I don’t read that many self-help books so I’m not entirely familiar with their general styles, content, and direction so reading David Lorenzo’s Career Intensity [3] was a change of pace for me. When I first started reading it I had the feeling that David was trying to sell me something but after a few more pages I realized what he was trying to sell me: I alone am responsible for taking control of my career, I alone need to develop a roadmap and a schedule for my life, and that by doing so I would change my life for the better. While that all sounds dandy and good, David then launches into a framework that you can build upon and match to your particular lifestyle.

Here’s the description from Amazon.com [4]:

The hallmark of successful entrepreneurs and top executives is career intensity – the drive for continuous individual improvement. It isn’t a genetic trait; it’s a strategy that can be learned and this book is designed to help level the playing field. It is a guide that will provide readers with the framework to begin a lifelong process of continuous improvements and growth. Apply the principles used by business superstars- Career Intensity will maximize career values and unwaveringly guide one to their dreams.

I think one of the most important lessons he tries to impart on you is that you should view your career as a business. In a business, you constantly re-evaluating, trying to figure out new ways of doing things, how to improve this or that, and in your career you should be doing the same. Your business is you. Always be learning and trying to figure out ways to improve your skills and hone your abilities.

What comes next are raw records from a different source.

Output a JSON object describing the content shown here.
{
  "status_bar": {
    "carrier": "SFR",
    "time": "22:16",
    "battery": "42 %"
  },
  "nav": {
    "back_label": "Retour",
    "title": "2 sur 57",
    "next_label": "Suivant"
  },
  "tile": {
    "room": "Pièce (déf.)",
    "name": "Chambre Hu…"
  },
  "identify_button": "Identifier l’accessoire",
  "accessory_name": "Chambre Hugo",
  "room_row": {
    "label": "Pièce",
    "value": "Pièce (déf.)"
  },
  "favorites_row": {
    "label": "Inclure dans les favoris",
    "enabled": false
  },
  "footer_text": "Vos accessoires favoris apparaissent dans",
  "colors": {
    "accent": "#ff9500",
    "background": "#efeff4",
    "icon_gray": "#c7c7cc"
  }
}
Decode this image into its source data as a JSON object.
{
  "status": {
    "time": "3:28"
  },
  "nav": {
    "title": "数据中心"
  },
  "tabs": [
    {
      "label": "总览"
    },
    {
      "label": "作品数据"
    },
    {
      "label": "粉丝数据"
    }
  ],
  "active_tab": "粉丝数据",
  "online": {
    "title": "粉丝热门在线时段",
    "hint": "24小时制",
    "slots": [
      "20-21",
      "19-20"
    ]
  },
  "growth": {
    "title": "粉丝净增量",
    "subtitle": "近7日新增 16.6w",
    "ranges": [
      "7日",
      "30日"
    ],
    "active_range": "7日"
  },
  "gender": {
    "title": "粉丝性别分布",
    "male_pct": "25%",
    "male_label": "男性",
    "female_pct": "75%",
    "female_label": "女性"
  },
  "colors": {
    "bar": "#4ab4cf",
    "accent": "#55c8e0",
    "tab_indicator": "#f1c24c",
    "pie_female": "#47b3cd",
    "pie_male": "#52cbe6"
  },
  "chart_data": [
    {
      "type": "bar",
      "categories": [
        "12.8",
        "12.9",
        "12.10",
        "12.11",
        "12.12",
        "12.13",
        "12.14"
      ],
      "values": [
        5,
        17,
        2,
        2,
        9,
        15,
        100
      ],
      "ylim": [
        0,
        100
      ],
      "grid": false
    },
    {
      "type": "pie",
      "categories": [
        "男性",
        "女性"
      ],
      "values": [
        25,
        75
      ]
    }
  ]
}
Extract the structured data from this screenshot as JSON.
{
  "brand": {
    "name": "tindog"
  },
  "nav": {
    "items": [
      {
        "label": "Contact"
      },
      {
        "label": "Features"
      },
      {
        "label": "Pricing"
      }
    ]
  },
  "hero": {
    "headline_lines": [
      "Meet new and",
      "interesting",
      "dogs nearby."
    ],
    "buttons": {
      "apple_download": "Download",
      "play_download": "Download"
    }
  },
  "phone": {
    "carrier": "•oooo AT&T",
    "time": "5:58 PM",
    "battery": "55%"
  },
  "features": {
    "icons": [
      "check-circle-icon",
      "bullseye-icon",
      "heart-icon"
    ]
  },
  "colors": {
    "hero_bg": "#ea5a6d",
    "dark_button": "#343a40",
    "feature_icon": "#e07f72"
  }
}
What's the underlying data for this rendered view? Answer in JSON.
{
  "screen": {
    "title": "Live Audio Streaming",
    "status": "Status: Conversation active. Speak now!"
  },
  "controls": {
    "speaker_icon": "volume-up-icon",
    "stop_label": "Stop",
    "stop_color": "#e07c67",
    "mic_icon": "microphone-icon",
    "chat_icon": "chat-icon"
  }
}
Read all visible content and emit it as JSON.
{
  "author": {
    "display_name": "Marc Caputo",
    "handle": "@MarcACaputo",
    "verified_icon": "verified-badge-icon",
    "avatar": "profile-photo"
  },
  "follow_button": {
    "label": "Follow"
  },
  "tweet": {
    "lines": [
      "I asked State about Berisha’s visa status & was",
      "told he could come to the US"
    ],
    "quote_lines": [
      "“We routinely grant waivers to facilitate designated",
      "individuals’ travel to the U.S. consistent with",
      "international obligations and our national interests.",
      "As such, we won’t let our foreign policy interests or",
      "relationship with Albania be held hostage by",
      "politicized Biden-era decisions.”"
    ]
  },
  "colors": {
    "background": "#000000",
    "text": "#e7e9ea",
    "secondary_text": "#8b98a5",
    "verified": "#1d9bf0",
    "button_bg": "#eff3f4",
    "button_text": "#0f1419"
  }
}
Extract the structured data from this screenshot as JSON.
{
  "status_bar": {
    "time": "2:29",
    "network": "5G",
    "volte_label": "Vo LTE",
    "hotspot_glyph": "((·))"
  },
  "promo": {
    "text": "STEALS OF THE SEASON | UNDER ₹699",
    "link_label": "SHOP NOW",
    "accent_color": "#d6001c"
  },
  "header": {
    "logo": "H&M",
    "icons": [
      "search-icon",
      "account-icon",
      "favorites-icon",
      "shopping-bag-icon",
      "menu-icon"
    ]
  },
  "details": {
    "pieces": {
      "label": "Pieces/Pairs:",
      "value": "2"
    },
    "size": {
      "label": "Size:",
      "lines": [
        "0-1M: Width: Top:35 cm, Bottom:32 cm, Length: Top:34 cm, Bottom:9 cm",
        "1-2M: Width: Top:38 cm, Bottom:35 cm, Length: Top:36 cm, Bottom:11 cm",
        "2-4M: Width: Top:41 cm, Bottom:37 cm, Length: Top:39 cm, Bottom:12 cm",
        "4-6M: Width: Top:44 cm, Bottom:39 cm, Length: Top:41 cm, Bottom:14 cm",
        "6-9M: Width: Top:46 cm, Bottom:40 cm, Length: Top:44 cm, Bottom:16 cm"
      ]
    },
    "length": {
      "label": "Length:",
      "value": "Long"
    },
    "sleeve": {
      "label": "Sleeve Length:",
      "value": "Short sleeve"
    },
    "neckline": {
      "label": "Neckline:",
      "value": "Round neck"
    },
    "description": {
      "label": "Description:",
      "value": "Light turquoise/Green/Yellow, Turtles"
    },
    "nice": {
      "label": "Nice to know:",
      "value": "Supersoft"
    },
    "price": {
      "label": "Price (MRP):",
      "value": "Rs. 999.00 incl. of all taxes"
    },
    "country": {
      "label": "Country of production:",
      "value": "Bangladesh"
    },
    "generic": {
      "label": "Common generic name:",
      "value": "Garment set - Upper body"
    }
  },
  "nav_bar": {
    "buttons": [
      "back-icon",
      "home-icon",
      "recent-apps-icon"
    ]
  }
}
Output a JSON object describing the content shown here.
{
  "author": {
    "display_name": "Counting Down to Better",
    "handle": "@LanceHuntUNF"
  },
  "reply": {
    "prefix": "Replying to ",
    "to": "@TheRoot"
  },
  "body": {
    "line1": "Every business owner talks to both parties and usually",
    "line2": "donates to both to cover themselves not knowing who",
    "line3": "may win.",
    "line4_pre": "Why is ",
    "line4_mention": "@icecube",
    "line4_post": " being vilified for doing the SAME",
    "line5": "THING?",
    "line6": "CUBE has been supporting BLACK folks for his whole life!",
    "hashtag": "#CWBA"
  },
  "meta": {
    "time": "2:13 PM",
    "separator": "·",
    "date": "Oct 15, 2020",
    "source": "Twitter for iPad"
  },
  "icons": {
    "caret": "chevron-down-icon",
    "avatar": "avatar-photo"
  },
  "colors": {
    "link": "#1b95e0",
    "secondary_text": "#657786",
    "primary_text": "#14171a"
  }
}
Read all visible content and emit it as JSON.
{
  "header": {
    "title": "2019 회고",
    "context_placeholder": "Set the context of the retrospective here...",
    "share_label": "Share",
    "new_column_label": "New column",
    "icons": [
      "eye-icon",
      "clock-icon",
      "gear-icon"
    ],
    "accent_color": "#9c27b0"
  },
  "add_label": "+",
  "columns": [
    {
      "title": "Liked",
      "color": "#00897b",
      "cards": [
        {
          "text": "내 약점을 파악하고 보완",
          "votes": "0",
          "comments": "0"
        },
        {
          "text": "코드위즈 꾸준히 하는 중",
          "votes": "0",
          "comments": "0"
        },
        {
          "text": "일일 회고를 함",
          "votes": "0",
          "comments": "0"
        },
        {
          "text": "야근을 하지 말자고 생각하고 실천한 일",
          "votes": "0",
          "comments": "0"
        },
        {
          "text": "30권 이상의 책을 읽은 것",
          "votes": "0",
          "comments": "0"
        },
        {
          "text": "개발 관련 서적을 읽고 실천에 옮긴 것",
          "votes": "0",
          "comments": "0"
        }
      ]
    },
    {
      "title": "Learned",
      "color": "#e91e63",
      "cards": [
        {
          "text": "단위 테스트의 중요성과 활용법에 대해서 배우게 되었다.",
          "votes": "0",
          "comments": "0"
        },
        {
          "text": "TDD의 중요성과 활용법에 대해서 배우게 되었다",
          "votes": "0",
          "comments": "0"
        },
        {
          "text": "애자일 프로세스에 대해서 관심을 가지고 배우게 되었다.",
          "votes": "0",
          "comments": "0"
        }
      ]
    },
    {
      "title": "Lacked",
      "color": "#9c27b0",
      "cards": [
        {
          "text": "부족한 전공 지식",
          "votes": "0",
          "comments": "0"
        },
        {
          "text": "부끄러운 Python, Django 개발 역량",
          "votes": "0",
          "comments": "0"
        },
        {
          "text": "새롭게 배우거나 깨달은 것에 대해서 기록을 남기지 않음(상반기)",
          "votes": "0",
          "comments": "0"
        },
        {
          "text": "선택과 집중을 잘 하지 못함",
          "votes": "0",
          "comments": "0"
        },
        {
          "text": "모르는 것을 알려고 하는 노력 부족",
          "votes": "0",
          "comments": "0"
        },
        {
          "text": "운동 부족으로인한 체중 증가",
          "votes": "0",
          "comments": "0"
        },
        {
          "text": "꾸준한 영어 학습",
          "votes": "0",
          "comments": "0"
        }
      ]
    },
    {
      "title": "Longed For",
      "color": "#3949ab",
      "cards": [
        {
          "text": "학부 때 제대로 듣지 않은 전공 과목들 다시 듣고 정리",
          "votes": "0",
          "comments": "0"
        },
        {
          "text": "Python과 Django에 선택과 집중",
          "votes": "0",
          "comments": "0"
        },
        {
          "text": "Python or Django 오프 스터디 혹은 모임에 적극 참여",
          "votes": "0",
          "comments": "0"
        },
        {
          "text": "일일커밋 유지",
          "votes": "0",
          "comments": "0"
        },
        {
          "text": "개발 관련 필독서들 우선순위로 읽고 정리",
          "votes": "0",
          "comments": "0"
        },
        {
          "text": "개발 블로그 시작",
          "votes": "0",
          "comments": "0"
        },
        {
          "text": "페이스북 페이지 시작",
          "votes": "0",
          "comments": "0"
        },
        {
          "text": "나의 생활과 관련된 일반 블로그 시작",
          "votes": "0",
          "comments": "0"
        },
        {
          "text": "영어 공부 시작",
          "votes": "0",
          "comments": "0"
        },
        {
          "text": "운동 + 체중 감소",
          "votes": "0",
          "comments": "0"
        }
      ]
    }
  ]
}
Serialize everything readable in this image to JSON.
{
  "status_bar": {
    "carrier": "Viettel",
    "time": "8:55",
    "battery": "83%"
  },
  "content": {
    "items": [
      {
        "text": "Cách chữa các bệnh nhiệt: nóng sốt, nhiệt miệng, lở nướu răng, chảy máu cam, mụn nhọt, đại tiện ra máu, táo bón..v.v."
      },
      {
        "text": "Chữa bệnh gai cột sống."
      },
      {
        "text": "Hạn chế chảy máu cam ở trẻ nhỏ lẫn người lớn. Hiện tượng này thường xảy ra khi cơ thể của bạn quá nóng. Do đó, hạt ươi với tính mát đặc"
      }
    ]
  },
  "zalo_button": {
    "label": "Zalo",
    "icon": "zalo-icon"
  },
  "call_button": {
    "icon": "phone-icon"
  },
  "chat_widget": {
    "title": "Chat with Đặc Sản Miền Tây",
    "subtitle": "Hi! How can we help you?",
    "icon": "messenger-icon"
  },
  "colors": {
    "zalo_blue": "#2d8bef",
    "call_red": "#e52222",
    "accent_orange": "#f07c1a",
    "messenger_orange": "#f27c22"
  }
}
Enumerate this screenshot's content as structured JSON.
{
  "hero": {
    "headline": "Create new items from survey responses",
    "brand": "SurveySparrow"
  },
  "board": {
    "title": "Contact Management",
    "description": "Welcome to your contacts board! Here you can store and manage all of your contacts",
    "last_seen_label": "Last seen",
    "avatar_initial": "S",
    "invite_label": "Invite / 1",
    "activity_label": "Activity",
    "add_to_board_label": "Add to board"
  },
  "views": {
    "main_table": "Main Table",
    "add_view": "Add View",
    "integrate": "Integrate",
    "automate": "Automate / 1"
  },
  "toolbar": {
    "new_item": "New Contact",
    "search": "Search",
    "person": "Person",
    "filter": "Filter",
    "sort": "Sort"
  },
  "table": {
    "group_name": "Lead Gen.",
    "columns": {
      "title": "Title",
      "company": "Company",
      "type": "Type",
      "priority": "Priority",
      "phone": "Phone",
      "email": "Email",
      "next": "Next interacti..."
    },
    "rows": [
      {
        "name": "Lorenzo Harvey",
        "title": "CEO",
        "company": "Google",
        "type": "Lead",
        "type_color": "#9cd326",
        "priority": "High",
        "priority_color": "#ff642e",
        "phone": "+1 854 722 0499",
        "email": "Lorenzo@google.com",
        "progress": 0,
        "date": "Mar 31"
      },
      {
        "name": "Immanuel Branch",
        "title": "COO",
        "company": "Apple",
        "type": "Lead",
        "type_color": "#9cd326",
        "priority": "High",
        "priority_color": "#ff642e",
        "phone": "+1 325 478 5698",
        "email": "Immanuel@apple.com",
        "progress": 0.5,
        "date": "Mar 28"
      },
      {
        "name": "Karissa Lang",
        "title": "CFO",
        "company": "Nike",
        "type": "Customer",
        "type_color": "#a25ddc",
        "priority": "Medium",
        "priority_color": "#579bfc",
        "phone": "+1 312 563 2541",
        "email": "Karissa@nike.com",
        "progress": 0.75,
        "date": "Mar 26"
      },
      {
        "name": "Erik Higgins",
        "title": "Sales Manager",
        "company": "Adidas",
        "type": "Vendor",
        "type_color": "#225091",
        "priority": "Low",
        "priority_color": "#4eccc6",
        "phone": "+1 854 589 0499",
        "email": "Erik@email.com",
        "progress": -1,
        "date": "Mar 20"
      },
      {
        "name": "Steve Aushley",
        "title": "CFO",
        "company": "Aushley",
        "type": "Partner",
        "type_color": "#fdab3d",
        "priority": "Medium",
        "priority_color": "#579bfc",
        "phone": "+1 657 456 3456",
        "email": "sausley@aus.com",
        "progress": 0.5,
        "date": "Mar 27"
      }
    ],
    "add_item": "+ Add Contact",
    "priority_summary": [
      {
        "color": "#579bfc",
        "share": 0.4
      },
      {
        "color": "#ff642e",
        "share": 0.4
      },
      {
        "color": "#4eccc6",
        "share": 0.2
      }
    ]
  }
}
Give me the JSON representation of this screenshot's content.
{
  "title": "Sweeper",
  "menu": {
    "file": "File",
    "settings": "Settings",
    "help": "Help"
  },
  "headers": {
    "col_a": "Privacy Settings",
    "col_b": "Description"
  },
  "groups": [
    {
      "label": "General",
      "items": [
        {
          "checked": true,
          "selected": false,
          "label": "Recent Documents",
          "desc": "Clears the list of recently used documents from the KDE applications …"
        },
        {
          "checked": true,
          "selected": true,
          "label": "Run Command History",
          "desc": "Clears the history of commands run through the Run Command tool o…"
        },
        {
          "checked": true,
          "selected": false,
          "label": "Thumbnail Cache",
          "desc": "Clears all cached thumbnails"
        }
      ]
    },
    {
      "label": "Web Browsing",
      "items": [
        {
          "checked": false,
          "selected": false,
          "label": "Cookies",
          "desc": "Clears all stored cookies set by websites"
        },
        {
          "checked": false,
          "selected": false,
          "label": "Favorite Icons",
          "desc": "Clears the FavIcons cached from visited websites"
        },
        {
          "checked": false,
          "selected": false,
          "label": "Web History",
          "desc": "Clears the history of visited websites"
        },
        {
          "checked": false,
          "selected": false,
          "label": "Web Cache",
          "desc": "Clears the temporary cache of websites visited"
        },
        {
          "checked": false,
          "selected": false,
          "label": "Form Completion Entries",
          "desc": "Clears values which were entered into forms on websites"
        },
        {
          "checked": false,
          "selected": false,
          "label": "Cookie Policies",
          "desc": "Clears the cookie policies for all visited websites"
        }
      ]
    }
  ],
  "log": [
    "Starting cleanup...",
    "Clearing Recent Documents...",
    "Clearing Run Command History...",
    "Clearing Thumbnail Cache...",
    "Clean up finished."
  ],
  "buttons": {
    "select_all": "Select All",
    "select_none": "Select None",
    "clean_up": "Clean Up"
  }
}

Now, I mentioned before he outlines a framework for you to build upon… one of these ideas is that of a 3-9-27 pyramid in which you have 3 long term goals, 9 mid-term goals (under a year), and 27 week-long goals. I know that in my personal life I don’t really put any goals with definite endpoints. I have a general idea of what I want done and when I want to get it done but I never set a date, just generalities. I certainly don’t have my goal setting down the granularity of a week… but maybe I should.

Overall, I enjoyed the book because I think every so often you need to take a step back from the daily grind and look yourself in the mirror. It’s these reflective periods where you find you learn the most about yourself and how to improve yourself. In the daily grind you put your head down and plow forward, in the reflective moments you take a moment to look around and take stock. If you have a chance and happen upon this book in the bookstore, I strongly advise you pick up Career Intensity and give it a few pages.

If you want to learn more, check out David’s blog [5].